▸ **INFORMATION**:
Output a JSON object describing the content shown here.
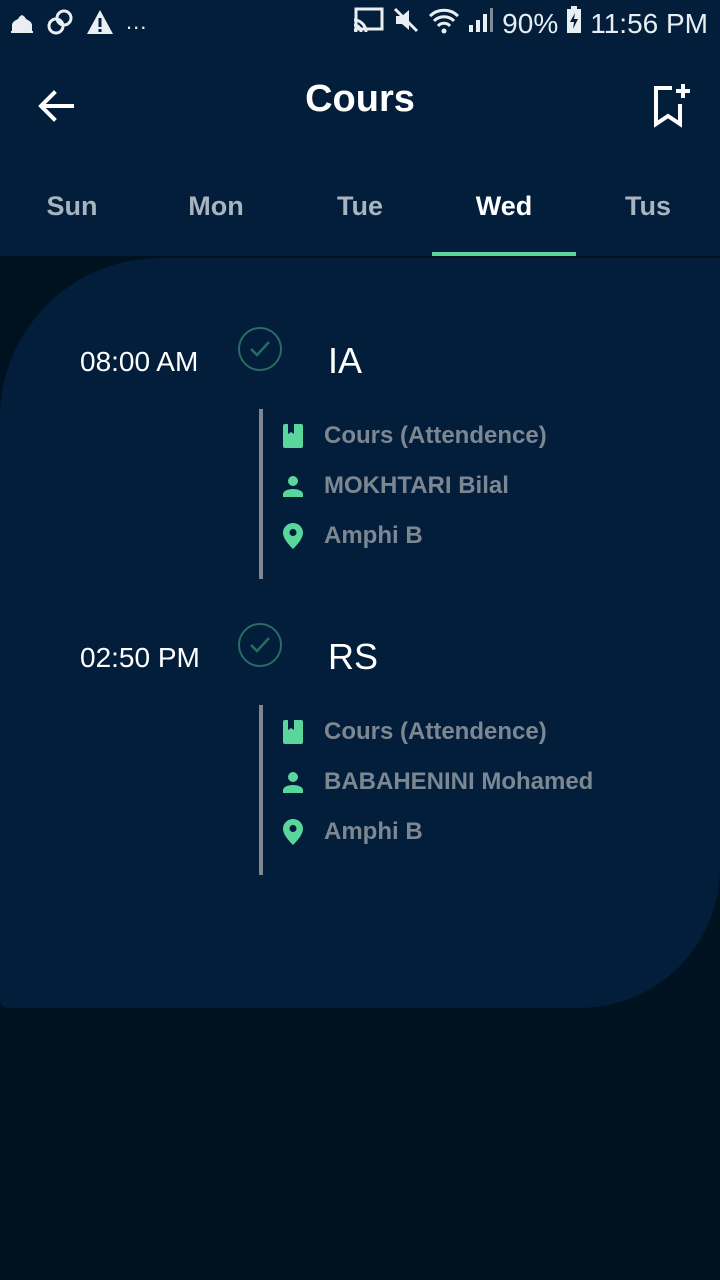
{
  "status_bar": {
    "battery": "90%",
    "time": "11:56 PM",
    "overflow": "..."
  },
  "app_bar": {
    "title": "Cours"
  },
  "tabs": [
    {
      "label": "Sun",
      "active": false
    },
    {
      "label": "Mon",
      "active": false
    },
    {
      "label": "Tue",
      "active": false
    },
    {
      "label": "Wed",
      "active": true
    },
    {
      "label": "Tus",
      "active": false
    }
  ],
  "schedule": [
    {
      "time": "08:00 AM",
      "course": "IA",
      "type": "Cours (Attendence)",
      "teacher": "MOKHTARI Bilal",
      "room": "Amphi B"
    },
    {
      "time": "02:50 PM",
      "course": "RS",
      "type": "Cours (Attendence)",
      "teacher": "BABAHENINI Mohamed",
      "room": "Amphi B"
    }
  ],
  "colors": {
    "accent": "#5ad59b",
    "surface": "#021e3a",
    "background": "#00111f",
    "muted_text": "#7d8792"
  }
}
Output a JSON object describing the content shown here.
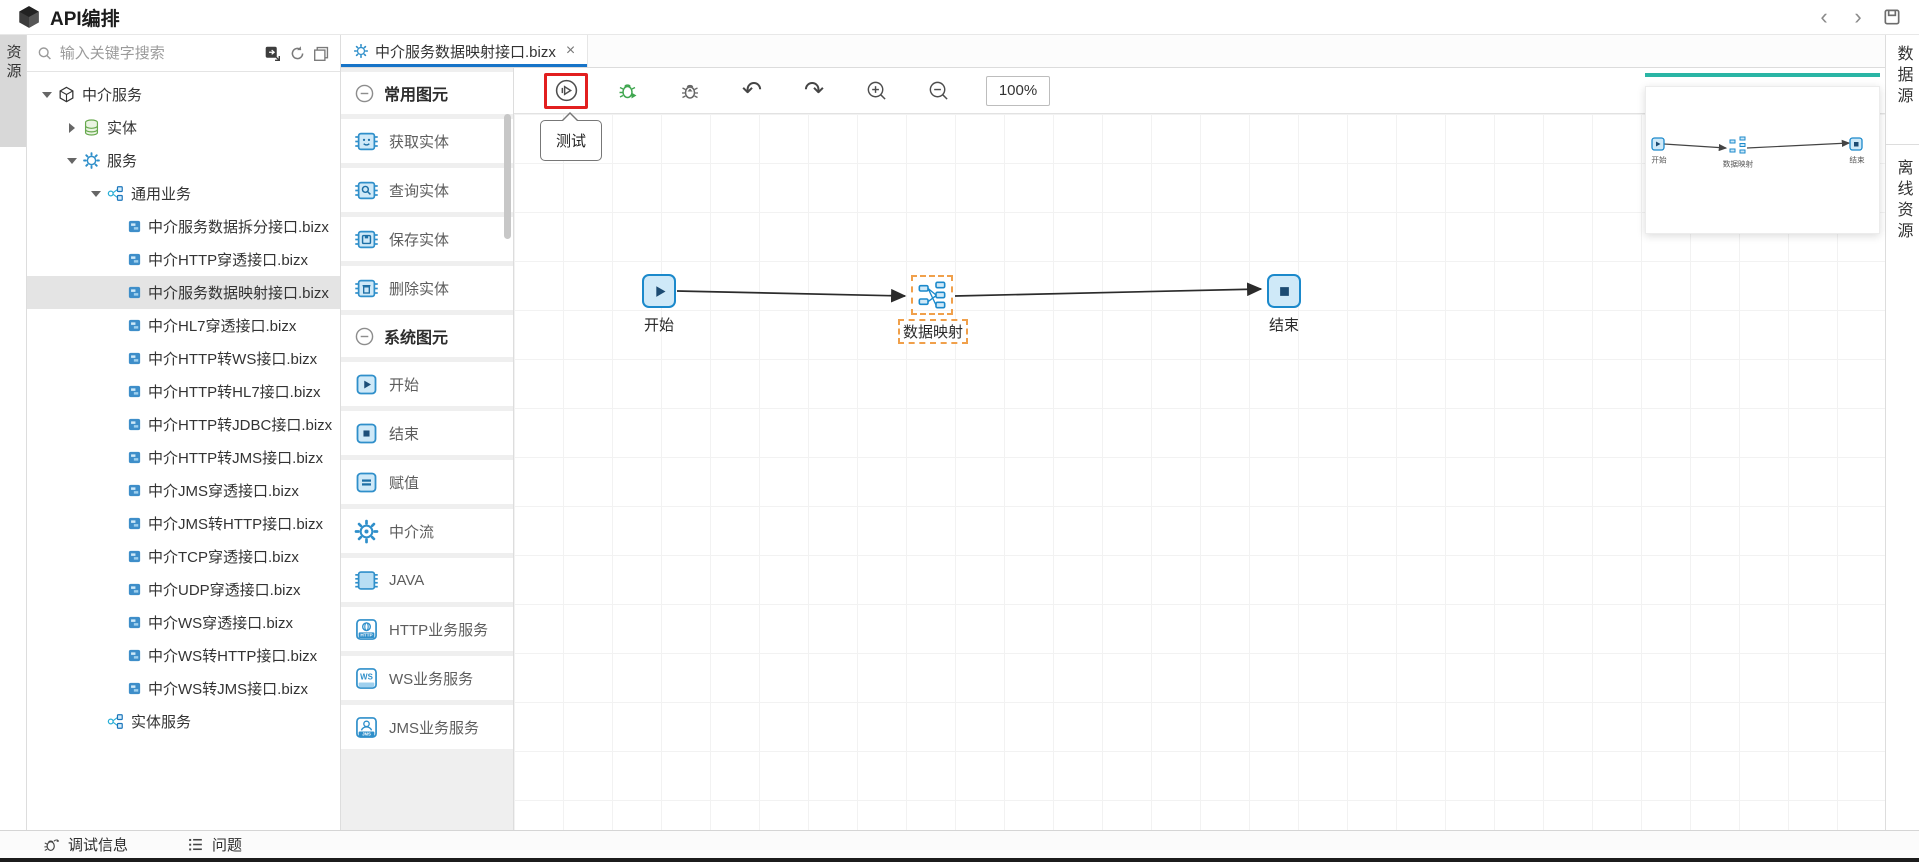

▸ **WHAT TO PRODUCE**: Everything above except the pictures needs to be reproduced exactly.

▸ **RESPONSE TO THIS TASK**:
Output a JSON object describing the content shown here.
{
  "status_bar": {
    "battery": "90%",
    "time": "11:56 PM",
    "overflow": "..."
  },
  "app_bar": {
    "title": "Cours"
  },
  "tabs": [
    {
      "label": "Sun",
      "active": false
    },
    {
      "label": "Mon",
      "active": false
    },
    {
      "label": "Tue",
      "active": false
    },
    {
      "label": "Wed",
      "active": true
    },
    {
      "label": "Tus",
      "active": false
    }
  ],
  "schedule": [
    {
      "time": "08:00 AM",
      "course": "IA",
      "type": "Cours (Attendence)",
      "teacher": "MOKHTARI Bilal",
      "room": "Amphi B"
    },
    {
      "time": "02:50 PM",
      "course": "RS",
      "type": "Cours (Attendence)",
      "teacher": "BABAHENINI Mohamed",
      "room": "Amphi B"
    }
  ],
  "colors": {
    "accent": "#5ad59b",
    "surface": "#021e3a",
    "background": "#00111f",
    "muted_text": "#7d8792"
  }
}
Output a JSON object describing the content shown here.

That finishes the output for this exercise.